» Exercise instructions
Where the string "true" occurs in a line of the data below, that line should be copied.

» Excerpted data
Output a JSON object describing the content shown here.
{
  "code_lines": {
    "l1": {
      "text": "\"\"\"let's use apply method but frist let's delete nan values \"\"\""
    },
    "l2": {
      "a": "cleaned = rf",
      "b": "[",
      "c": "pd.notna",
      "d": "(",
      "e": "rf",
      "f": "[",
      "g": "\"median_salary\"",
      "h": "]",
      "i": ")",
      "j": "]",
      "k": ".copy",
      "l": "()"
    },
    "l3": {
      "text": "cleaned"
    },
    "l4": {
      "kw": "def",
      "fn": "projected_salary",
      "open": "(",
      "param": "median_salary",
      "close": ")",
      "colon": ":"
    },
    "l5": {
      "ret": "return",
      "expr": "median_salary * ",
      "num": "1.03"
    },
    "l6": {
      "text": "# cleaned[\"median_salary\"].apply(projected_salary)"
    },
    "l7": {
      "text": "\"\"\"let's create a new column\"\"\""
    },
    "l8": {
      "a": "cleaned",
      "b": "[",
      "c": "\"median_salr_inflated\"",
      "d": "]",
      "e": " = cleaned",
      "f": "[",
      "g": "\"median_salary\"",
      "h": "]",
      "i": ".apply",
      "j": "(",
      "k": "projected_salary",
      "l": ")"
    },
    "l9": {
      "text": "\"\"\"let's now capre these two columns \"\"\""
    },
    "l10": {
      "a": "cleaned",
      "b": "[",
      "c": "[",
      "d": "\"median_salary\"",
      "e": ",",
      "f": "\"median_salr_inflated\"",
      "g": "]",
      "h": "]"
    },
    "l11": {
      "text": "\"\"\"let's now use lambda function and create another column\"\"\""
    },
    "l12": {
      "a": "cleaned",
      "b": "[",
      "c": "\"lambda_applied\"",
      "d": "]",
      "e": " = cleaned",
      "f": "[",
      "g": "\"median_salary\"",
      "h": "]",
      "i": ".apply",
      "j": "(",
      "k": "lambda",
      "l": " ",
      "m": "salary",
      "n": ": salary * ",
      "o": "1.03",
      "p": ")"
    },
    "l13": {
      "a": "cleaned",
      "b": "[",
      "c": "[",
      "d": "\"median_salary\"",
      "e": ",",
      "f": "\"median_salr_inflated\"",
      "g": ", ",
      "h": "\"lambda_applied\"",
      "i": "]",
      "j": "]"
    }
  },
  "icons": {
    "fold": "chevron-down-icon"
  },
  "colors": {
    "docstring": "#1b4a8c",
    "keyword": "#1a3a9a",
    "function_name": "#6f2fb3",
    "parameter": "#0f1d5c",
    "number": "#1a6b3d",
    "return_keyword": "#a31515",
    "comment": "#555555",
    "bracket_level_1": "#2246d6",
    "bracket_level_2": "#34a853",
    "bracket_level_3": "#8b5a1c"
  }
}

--

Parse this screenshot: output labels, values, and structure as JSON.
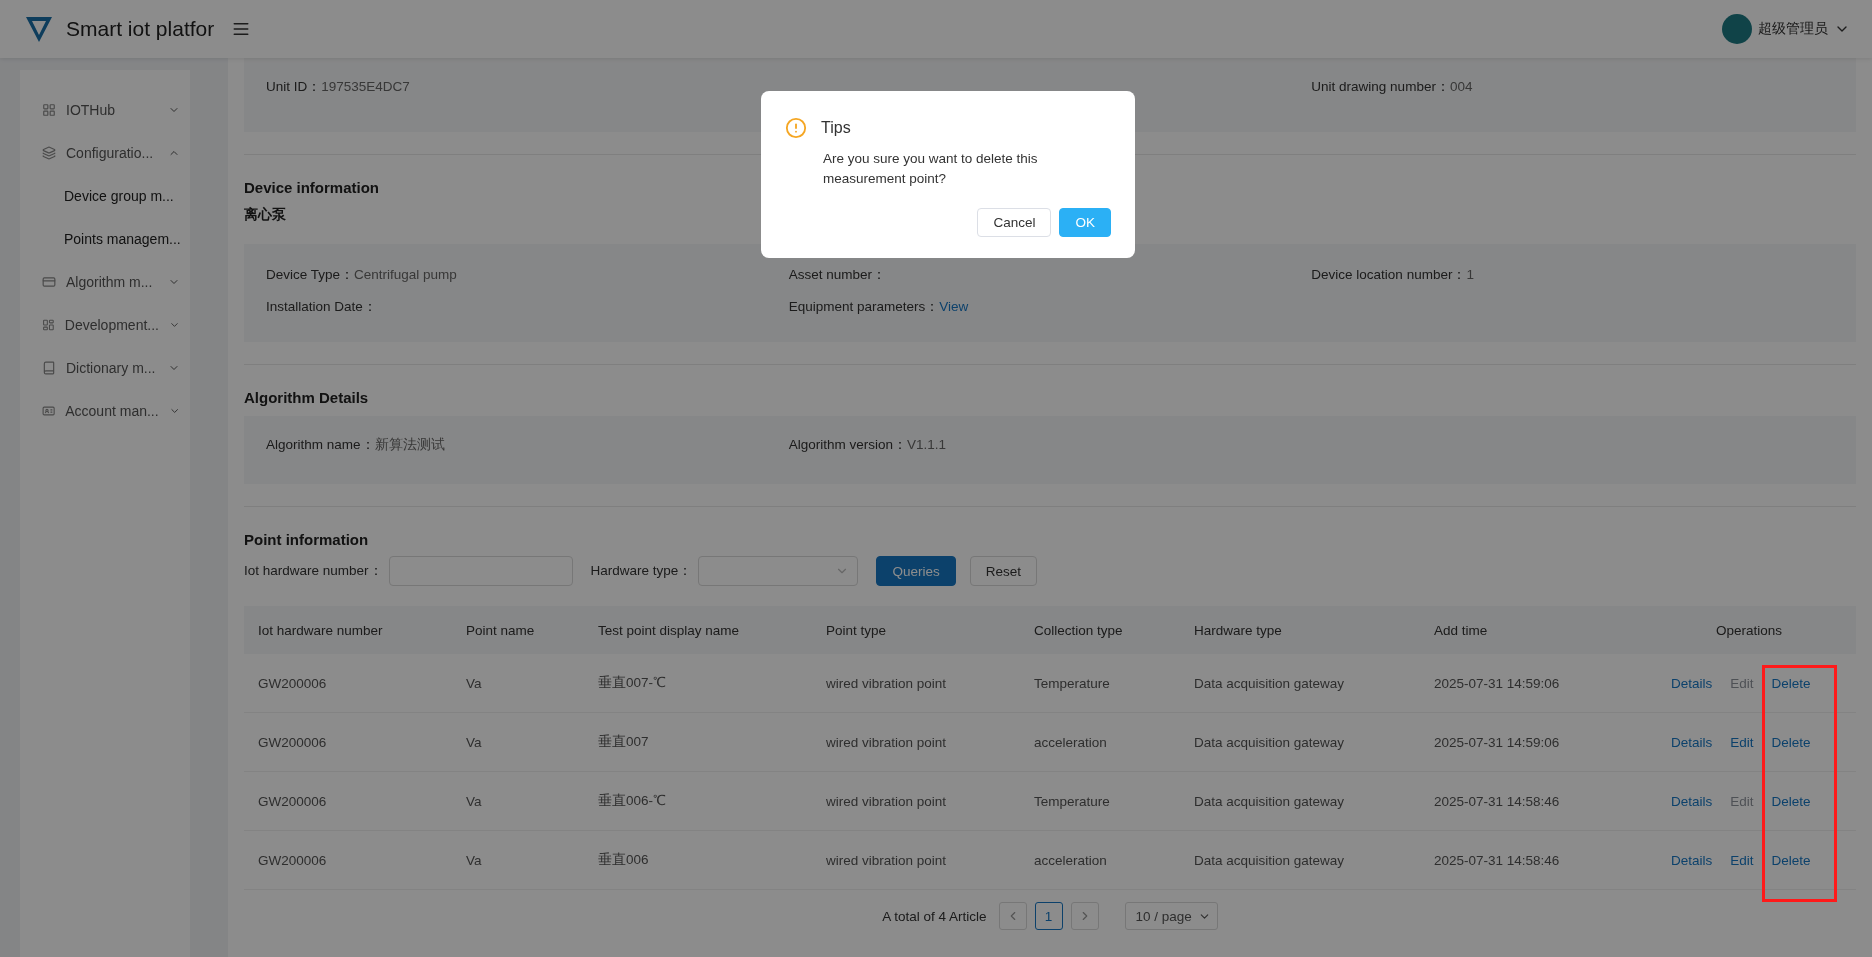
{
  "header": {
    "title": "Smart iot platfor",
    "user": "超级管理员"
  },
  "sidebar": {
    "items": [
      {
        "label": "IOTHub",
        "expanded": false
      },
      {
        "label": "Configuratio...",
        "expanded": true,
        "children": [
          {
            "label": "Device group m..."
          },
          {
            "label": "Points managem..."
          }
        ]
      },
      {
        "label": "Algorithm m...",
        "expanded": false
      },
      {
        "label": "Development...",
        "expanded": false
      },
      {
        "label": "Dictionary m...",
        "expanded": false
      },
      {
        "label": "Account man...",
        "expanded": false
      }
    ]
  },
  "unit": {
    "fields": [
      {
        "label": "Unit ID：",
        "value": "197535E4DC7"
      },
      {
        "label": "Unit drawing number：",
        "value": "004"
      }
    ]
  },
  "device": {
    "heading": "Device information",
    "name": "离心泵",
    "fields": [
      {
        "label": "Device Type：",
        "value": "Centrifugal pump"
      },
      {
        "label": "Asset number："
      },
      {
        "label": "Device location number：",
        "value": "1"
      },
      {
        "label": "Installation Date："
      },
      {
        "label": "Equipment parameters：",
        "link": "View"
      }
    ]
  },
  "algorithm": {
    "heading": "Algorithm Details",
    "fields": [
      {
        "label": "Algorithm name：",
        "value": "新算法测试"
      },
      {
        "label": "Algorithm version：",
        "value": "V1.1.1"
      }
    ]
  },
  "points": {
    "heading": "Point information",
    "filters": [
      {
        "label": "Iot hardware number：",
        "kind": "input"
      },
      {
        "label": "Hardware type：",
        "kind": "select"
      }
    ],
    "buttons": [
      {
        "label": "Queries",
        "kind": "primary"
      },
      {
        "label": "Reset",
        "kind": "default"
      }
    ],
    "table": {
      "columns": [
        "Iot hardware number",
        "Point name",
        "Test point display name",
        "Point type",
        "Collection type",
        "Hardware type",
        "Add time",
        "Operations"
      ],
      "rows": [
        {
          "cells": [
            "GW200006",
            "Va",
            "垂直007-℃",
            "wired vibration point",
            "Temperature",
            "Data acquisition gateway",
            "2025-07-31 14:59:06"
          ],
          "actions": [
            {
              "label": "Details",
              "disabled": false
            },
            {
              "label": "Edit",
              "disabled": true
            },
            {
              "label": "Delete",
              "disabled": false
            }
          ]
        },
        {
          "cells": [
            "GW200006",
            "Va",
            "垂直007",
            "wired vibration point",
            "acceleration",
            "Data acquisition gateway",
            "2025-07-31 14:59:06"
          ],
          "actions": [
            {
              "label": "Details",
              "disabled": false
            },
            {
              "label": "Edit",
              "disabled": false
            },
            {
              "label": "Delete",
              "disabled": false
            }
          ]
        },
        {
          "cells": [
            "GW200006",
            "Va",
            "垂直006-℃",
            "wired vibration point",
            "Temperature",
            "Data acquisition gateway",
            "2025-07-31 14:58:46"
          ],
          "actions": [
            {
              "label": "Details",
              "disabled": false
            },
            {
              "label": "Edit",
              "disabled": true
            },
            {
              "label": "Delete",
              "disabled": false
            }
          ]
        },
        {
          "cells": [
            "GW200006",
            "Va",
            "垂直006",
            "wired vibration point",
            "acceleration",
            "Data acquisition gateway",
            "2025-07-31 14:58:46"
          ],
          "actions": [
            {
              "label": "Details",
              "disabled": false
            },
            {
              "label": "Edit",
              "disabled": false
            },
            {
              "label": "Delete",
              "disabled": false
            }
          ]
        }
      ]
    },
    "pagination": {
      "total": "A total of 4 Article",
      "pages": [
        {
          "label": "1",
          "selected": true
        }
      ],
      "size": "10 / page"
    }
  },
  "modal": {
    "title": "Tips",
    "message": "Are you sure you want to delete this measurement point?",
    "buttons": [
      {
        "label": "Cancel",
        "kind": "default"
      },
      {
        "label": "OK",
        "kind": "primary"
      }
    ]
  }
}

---

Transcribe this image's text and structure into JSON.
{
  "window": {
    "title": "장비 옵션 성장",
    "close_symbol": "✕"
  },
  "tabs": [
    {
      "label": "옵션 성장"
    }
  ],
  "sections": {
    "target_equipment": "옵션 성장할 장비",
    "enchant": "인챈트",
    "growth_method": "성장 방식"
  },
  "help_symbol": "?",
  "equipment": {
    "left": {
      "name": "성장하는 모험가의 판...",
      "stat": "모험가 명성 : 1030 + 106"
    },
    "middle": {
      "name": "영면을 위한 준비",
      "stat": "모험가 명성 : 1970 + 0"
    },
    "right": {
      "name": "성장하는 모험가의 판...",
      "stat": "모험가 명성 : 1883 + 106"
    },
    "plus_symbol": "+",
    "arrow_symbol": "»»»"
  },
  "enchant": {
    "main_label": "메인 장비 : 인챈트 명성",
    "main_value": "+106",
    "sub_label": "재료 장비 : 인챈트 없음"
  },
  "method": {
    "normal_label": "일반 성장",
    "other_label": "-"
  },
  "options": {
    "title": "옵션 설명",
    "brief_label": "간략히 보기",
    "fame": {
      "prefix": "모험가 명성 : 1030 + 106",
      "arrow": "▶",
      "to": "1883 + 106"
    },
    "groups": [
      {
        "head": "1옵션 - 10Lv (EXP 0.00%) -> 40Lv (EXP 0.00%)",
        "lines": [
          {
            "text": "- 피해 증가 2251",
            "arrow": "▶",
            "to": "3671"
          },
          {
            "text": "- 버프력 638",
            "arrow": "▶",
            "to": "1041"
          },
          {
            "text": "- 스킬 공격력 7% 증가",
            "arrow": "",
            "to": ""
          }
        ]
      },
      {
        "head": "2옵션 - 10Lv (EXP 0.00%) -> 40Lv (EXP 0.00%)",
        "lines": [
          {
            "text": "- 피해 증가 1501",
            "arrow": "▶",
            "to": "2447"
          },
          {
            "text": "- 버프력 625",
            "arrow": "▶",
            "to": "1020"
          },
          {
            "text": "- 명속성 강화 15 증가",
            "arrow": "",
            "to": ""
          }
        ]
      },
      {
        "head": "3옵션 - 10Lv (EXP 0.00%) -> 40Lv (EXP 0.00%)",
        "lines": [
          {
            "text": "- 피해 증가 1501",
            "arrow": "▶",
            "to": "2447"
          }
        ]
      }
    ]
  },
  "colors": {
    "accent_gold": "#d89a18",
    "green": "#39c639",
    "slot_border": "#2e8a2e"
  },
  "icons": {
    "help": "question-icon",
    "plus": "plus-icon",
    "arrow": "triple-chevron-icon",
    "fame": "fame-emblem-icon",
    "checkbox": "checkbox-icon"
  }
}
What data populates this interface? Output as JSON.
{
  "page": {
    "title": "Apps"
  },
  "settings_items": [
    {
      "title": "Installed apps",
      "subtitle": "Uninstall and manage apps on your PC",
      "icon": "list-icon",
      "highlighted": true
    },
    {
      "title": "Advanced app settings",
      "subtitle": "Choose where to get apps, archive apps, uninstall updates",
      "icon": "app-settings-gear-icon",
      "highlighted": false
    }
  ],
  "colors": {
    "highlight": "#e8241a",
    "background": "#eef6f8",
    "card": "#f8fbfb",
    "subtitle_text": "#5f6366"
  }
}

» Written solution
        "expanded": true,
              "disabled": true
              "disabled": true
          "selected": true
      "highlighted": true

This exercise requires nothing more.